  • Like 3
Link to comment
Share on other sites

I didn't realize before that her FIL lived across the street.  He must be pretty elderly?  But anyway, that makes it a little worse to me, that these two men are leaving this poor lady alone and depending on the kindness of a neighbor.  

 

You did the right thing. 

 

I was trying to keep things a bit simpler when I posted that first time.  Yes her father-in-law lives directly across the street from us.  He is in his mid-to late seventies.  My neighbor is about 10-12 years older than her husband so that's why the ages seem strange.  He does have some physical struggles but mentally is very sharp and should be able to help the situation but there is a very strained relationship between father and son.

 

 FIL claims to be very concerned about my neighbor but yet I've seen him repeatedly turn her away from his door in the evenings and last week my children witnessed him walking her back home and then yelling at her when she tried to follow him back across the street.  The location of his house is one of the problems because she has to cross our busy road to get to his house.
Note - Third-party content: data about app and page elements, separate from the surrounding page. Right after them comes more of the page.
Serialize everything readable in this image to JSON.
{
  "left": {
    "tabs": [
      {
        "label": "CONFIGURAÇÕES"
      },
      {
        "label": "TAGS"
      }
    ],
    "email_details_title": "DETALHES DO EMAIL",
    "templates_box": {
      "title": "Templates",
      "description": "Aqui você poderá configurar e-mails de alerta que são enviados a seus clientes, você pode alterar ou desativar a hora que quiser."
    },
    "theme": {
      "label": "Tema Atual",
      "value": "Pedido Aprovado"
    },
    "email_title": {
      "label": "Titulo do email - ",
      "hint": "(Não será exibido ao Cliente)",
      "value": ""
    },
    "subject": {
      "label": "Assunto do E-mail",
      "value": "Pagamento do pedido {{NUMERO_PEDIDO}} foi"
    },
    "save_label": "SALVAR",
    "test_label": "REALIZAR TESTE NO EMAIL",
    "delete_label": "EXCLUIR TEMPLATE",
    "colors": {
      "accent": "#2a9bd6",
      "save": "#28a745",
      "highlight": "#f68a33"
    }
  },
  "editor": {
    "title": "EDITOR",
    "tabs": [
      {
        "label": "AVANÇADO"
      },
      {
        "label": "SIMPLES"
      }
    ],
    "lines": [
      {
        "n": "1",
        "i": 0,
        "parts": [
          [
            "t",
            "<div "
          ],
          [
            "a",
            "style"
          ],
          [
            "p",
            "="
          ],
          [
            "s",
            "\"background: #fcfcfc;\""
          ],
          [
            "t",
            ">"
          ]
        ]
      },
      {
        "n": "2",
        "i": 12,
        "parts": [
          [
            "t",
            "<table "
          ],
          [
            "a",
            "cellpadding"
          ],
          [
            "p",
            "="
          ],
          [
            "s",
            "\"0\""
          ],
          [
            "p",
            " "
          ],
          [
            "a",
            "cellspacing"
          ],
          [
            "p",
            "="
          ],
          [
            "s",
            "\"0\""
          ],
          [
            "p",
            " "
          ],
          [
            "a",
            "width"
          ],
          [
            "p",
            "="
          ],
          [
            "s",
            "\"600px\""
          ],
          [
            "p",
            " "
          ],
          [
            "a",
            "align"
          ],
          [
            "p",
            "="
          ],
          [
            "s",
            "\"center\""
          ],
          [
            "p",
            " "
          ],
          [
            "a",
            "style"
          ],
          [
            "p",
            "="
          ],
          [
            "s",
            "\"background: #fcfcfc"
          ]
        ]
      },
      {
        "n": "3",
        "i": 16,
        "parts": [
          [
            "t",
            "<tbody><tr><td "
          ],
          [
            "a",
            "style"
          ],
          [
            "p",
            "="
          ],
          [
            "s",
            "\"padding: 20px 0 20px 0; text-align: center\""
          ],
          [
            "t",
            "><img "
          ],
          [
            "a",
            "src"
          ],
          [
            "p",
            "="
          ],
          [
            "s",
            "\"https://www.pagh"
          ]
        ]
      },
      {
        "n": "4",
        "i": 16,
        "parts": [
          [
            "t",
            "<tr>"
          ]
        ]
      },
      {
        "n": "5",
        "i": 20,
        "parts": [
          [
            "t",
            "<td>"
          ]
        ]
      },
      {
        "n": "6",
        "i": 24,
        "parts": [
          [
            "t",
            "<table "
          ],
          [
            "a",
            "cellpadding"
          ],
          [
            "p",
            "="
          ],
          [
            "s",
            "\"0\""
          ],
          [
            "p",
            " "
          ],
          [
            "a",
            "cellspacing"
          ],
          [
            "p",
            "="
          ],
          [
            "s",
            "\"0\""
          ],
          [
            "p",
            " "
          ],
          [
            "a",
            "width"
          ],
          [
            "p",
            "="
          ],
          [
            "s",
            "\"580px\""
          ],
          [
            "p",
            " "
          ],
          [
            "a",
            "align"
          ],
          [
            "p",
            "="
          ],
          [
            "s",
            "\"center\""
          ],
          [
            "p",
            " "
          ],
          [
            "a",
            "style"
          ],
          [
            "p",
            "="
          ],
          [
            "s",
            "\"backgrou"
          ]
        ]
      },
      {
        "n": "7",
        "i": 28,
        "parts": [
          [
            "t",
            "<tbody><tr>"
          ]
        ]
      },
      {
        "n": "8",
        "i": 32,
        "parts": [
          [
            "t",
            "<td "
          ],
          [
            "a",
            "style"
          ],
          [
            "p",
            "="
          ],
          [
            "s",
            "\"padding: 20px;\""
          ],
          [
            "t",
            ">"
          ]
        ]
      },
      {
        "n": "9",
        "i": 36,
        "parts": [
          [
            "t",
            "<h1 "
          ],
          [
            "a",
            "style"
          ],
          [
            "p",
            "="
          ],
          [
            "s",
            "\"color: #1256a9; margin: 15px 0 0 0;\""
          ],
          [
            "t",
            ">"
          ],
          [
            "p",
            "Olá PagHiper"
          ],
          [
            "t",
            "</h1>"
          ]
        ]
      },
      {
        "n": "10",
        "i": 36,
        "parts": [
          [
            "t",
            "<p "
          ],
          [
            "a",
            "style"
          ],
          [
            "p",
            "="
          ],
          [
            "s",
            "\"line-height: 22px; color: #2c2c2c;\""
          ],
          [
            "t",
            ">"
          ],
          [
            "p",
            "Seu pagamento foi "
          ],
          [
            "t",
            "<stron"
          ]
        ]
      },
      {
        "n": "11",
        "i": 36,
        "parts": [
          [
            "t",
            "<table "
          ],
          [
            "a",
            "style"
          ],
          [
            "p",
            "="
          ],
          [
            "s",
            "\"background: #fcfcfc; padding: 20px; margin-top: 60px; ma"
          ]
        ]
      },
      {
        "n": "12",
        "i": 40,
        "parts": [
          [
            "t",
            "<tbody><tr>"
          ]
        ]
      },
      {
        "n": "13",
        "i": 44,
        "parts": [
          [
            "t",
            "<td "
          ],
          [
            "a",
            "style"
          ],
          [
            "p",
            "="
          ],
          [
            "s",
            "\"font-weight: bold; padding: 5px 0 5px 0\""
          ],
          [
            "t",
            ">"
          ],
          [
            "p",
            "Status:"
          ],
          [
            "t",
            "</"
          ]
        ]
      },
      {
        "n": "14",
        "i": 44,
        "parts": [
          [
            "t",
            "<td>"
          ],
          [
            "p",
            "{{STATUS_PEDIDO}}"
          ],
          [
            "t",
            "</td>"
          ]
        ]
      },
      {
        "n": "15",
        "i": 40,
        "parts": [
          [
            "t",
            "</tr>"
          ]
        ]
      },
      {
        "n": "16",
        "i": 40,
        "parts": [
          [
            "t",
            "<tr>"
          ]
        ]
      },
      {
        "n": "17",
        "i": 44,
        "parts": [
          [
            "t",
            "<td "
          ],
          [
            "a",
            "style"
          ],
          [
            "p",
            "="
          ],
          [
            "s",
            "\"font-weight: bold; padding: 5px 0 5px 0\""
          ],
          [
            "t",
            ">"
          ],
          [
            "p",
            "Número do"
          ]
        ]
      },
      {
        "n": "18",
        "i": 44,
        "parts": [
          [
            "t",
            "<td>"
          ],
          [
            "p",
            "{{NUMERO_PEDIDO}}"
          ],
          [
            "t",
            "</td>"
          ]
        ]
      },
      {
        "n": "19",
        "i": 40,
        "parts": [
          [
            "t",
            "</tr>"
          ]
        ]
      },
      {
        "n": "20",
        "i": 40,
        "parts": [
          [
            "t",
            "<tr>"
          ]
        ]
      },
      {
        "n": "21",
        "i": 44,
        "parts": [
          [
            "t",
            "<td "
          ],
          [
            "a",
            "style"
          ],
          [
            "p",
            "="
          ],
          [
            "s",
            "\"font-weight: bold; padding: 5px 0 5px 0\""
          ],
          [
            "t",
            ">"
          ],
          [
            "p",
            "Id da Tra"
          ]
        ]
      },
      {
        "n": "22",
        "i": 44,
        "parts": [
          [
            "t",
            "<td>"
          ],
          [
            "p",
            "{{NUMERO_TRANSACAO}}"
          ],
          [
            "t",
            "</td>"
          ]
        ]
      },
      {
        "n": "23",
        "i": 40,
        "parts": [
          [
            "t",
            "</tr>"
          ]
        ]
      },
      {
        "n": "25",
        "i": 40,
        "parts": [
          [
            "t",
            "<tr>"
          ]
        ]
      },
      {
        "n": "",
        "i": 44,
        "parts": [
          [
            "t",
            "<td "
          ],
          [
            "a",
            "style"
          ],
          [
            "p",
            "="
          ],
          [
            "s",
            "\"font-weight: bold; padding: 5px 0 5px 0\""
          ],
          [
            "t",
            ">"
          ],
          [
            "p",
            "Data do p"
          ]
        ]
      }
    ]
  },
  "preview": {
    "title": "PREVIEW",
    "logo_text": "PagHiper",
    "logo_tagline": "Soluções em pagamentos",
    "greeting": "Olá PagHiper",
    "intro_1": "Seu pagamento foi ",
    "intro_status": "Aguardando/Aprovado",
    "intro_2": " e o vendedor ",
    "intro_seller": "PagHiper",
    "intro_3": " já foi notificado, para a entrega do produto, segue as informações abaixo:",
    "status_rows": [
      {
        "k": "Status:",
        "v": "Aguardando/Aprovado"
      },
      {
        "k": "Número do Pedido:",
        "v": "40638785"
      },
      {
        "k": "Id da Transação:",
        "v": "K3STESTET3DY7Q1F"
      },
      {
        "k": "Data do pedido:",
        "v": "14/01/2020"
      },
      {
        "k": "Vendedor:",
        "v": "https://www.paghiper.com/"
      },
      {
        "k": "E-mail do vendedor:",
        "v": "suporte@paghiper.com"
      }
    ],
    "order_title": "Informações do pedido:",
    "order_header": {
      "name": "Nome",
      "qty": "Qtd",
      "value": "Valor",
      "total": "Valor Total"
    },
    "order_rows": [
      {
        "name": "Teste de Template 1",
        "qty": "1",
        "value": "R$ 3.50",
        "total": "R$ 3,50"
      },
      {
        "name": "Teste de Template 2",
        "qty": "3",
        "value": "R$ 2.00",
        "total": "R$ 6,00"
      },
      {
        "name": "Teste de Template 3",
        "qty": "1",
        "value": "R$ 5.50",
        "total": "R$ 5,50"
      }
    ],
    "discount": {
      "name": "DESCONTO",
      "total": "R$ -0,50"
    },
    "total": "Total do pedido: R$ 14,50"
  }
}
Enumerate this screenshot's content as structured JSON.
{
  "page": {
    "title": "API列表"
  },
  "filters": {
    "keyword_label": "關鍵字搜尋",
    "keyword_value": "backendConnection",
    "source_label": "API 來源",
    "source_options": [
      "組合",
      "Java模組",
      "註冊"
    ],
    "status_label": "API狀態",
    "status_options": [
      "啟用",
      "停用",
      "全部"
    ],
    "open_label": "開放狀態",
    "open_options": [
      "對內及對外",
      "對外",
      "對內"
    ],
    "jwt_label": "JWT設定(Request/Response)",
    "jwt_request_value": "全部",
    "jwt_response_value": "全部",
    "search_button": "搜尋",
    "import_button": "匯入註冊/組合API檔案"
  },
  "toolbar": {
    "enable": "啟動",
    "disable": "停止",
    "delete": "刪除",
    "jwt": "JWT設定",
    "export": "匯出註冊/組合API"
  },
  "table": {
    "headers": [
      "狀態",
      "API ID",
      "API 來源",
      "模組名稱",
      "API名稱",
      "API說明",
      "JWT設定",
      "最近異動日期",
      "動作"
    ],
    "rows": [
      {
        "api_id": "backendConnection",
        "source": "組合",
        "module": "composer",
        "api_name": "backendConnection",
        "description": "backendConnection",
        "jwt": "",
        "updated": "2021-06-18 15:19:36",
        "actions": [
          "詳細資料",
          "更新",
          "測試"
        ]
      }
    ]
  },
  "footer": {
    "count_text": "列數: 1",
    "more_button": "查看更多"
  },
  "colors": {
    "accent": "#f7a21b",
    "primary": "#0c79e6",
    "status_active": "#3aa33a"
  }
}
Link to comment
Share on other sites

Join the conversation

You can post now and register later. If you have an account, sign in now to post with your account.

Guest
Reply to this topic...

×   Pasted as rich text.   Paste as plain text instead

  Only 75 emoji are allowed.

×   Your link has been automatically embedded.   Display as a link instead

×   Your previous content has been restored.   Clear editor

×   You cannot paste images directly. Upload or insert images from URL.

 Share

×
×
  • Create New...